UCS robotics team wins world championship

The ThunderChickens fly to victory following a world finals appearance in 2018.

Aubrey Stellman, Online Reporter

Winner winner, ThunderChicken dinner.

UCS’s own Team 217, the ThunderChickens, allied with three other robotics teams last weekend to take it all at the FIRST Robotics Competition world championship in downtown Detroit.

“I really believed we could make it to Einstein, even to the finals,” Tony Moraccini, the ThunderChickens’s drive coach, said. “Winning was beyond my wildest dreams, but I believed that this team was resilient enough to be able to do it.”

Out of six different divisions at the championship, and 408 teams in total, the Chickens became one of only four to fight their way to victory. In each division, the top eight ranked teams chose three alliance partners to take with them to the division’s playoffs. Team 217 was picked by the second-seeded Technodogs, Team 3707, from Brighton, MI. The two teams then collaborated to pick Team 4481, Team Rembrandts from Eindhoven, the Netherlands, and Team 1218, SCH Vulcan Robotics from Philadelphia, PA.

“It was one big family. I’ve been a part of great alliances, but this one took the cake,” Moraccini said. “Of course I wanted to do it for our team, but on top of that, I wanted to do it for them.”
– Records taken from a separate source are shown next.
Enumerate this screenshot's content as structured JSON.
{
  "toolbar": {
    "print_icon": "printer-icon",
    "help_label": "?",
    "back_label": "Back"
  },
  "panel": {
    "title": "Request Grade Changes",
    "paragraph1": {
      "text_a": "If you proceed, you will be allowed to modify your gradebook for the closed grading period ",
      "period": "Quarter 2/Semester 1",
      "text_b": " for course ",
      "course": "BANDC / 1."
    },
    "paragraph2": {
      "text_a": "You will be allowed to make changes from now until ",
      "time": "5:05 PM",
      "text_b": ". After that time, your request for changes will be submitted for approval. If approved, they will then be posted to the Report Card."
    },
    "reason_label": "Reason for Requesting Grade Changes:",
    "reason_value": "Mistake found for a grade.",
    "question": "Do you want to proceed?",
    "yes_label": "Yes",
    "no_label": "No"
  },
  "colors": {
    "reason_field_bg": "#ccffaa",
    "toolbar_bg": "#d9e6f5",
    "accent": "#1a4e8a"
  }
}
After the teams selected their allies, each of the eight alliances faced off to become their division’s champion. Then, each of those six alliances moved on to Einstein Field to played each other round robin style, and the top two on Einstein played against each other at Ford Field for the world finals. After winning the Darwin division at the championship, the ThunderChickens retained their spot as the record holder for the most subdivision wins of any team in FRC.

“I felt accomplishment,” junior Aiden Gress said. “It feels good to be part of a winning team.”

Team 4481 stuck out following the competition, too, despite only being the alliance’s third robot. Over the weekend they became the first European team to win the world championship, making history for the continent and its involvement with FIRST.

“To see the excitement in them, that was the highlight for me. They were the first European team to make it to Einstein and the first European team to win the championship,” Moraccini said. “To be able to be a part of that with them was just out of this world, it was something incredible.”

Though each team on the winning alliance has different goals, one thing can be said for sure: the name that they all made for themselves through their showing at the championship will certainly help them with achieving them, as well as with their community outreach.

Anytime you can call yourself world champion, that’s a big deal,” Utica principal Tom Lietz said. “I think anytime you do something to put yourself out there, it’s a good thing. There’s a different level of awareness, and there’s no take backs.”

Following the win, the ThunderChickens will be spending part of the off-season hosting FIRST Tech Challenge and FIRST Lego League competitions for younger robotics students. They will be back in action next January, when FRC kicks off its 31st season with its 2020 game, Infinite Recharge.

The one-point tiebreaker final match where the Darwin alliance comes out victorious. Video: FIRST Robotics Competition